Joe Flacco has always been known as the quarterback with the biggest gun. As much as it can be a blessing, it can also be a curse: Throwing the deep ball doesn't necessarily translate to winning football games.
Until Caldwell came to town.
Caldwell, who has been a quarterbacks coach with Penn State, the Tampa Bay Buccaneers, the Colts and Ravens in his career, has been known to coach quarterbacks to their strengths. Flacco's strength, without a doubt, is literally his strength.
So that's what Caldwell told Flacco to do: Throw the deep ball.
A "deep ball" is statistically considered to be a pass of 20 or more yards. With that knowledge, Flacco has essentially made his next, big money contract on his ability to throw the deep ball -- especially with Caldwell behind him.
Of the 12 touchdown passes Flacco has thrown in the six games with Caldwell as the O.C., seven have gone for more than 20 yards. Three of those came against the Broncos in the AFC Divisional Round, and another against the Colts during Wild Card weekend. He had zero "deep ball" touchdowns against the Patriots, but in his two full regular season games with Caldwell three of his four TDs were deep balls.
This season as a whole -- including the playoffs -- Flacco has thrown 15 touchdowns of 20 or more yards and 15 touchdowns of less than 20 yards.

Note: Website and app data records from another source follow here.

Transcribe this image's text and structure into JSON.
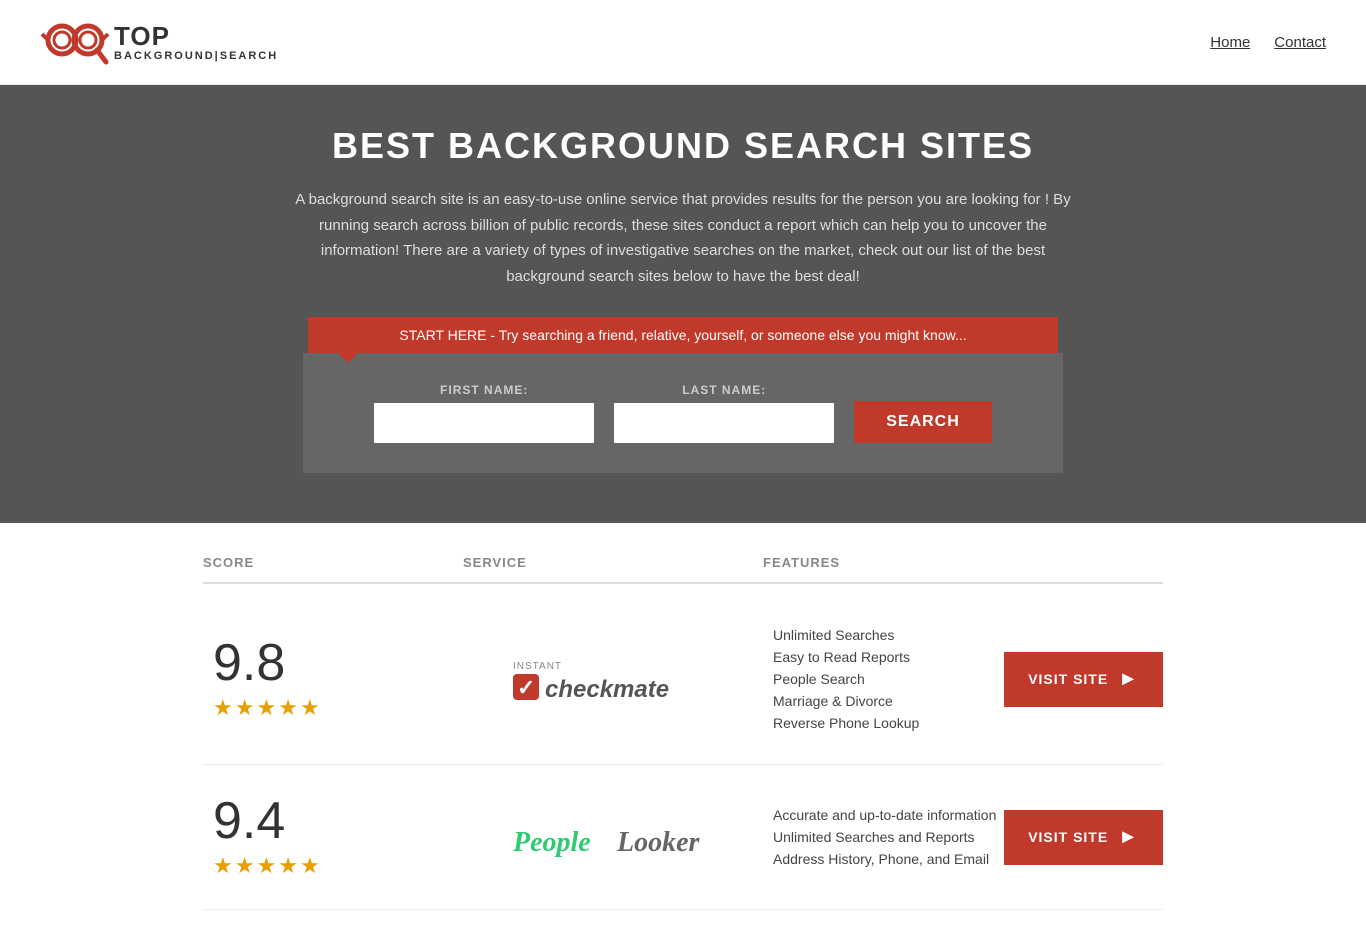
{
  "header": {
    "logo_top": "TOP",
    "logo_sub_line1": "BACKGROUND",
    "logo_sub_line2": "SEARCH",
    "nav": [
      {
        "label": "Home",
        "href": "#"
      },
      {
        "label": "Contact",
        "href": "#"
      }
    ]
  },
  "hero": {
    "title": "BEST BACKGROUND SEARCH SITES",
    "description": "A background search site is an easy-to-use online service that provides results  for the person you are looking for ! By  running  search across billion of public records, these sites conduct  a report which can help you to uncover the information! There are a variety of types of investigative searches on the market, check out our  list of the best background search sites below to have the best deal!",
    "callout": "START HERE - Try searching a friend, relative, yourself, or someone else you might know...",
    "form": {
      "first_name_label": "FIRST NAME:",
      "last_name_label": "LAST NAME:",
      "first_name_placeholder": "",
      "last_name_placeholder": "",
      "search_button": "SEARCH"
    }
  },
  "table": {
    "headers": {
      "score": "SCORE",
      "service": "SERVICE",
      "features": "FEATURES"
    },
    "rows": [
      {
        "score": "9.8",
        "stars": 4.5,
        "service_name": "Instant Checkmate",
        "service_type": "checkmate",
        "features": [
          "Unlimited Searches",
          "Easy to Read Reports",
          "People Search",
          "Marriage & Divorce",
          "Reverse Phone Lookup"
        ],
        "visit_label": "VISIT SITE"
      },
      {
        "score": "9.4",
        "stars": 4.5,
        "service_name": "PeopleLooker",
        "service_type": "peoplelooker",
        "features": [
          "Accurate and up-to-date information",
          "Unlimited Searches and Reports",
          "Address History, Phone, and Email"
        ],
        "visit_label": "VISIT SITE"
      }
    ]
  }
}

To put that into perspective, Tom Brady holds the NFL record with 50 touchdown passes in the regular season. He did that in 2007, and also tossed six touchdowns in the postseason. So with 56 touchdown passes total that year (and with a weapon like Randy Moss streaking down the field), Brady threw just 16 touchdowns that were more than 20 yards -- just one more than Flacco in 2012, despite having 26 more TD passes.

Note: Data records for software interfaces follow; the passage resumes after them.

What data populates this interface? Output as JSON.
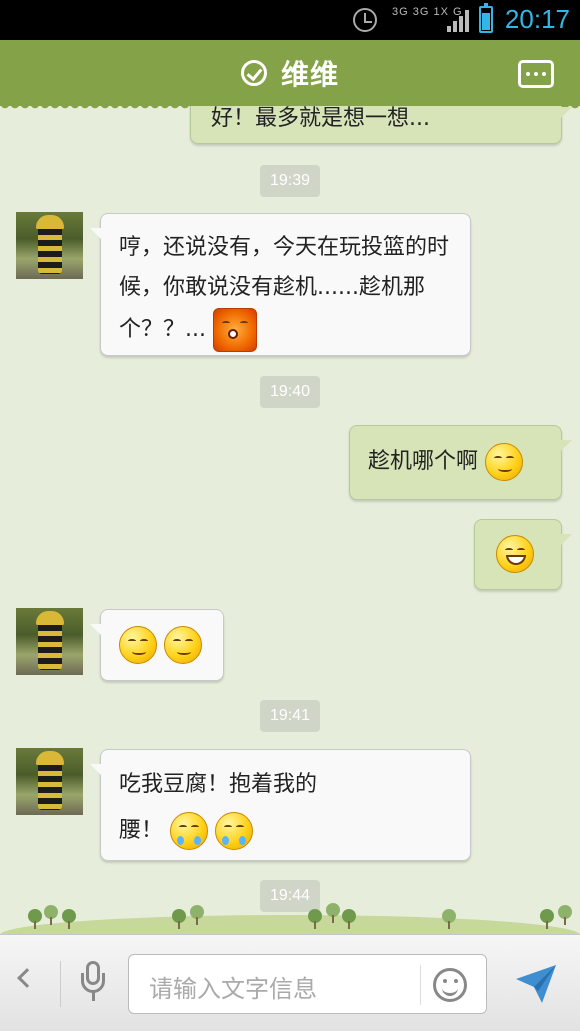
{
  "status_bar": {
    "network_top": "3G 3G 1X G",
    "clock": "20:17",
    "battery_level": 0.75,
    "accent_color": "#33b5e5"
  },
  "header": {
    "title": "维维",
    "verified_icon": "check-circle-icon",
    "menu_icon": "more-dots-icon",
    "bar_color": "#84a248"
  },
  "messages": {
    "partial_top": "好！最多就是想一想...",
    "time1": "19:39",
    "msg1_text": "哼，还说没有，今天在玩投篮的时候，你敢说没有趁机......趁机那个？？...",
    "time2": "19:40",
    "msg2_text": "趁机哪个啊",
    "time3": "19:41",
    "msg5_text": "吃我豆腐！抱着我的腰！",
    "time4": "19:44"
  },
  "input_bar": {
    "placeholder": "请输入文字信息",
    "left_icon": "back-arrow-icon",
    "voice_icon": "microphone-icon",
    "emoji_icon": "smiley-icon",
    "send_icon": "send-icon"
  }
}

That's taking advantage of a strength.
The luck factor
Throwing a deep pass has high risk and high reward. On one end, a lot of deep passes go for touchdowns. On the other end, a lot also go for interceptions. When the ball hangs in the air for so long, it allows a cornerback or safety to get in position to try to outplay the receiver.
When you boil down the success of a deep pass, luck is a big part of it. And it seems Flacco has been Mr. Lucky lately.
Flacco has thrown just one interception in six games under Caldwell, that's a 12-1 touchdown-to-interception ratio. Flacco hasn't thrown an interception in more than a month, when Broncos cornerback Chris Harris picked him off and took it back 98 yards for a touchdown on Dec. 16.
He thrown seven touchdown passes of 20 or more yards in six games, but only one interception? It's almost impossible, but Flacco has proven that it's not.
All things considered, it seems that everything has clicked under Caldwell. It's like he has the Midas Touch.
Caldwell, Flacco and the Ravens have picked apart some great defenses en route to a Super Bowl appearance. They basically made Von Miller a non-factor in the Divisional Round, and Vince Wilfork's name wasn't called too often Sunday against the Patriots.
Since taking over, the running game has improved greatly, the passing game has completed big play after big play, and the Ravens, most importantly, are winning.
It has looked easy for Caldwell, but now comes the biggest challenge: Will Flacco and the Ravens continue their flawless play against the San Francisco 49ers in the Super Bowl, or will their luck finally run out?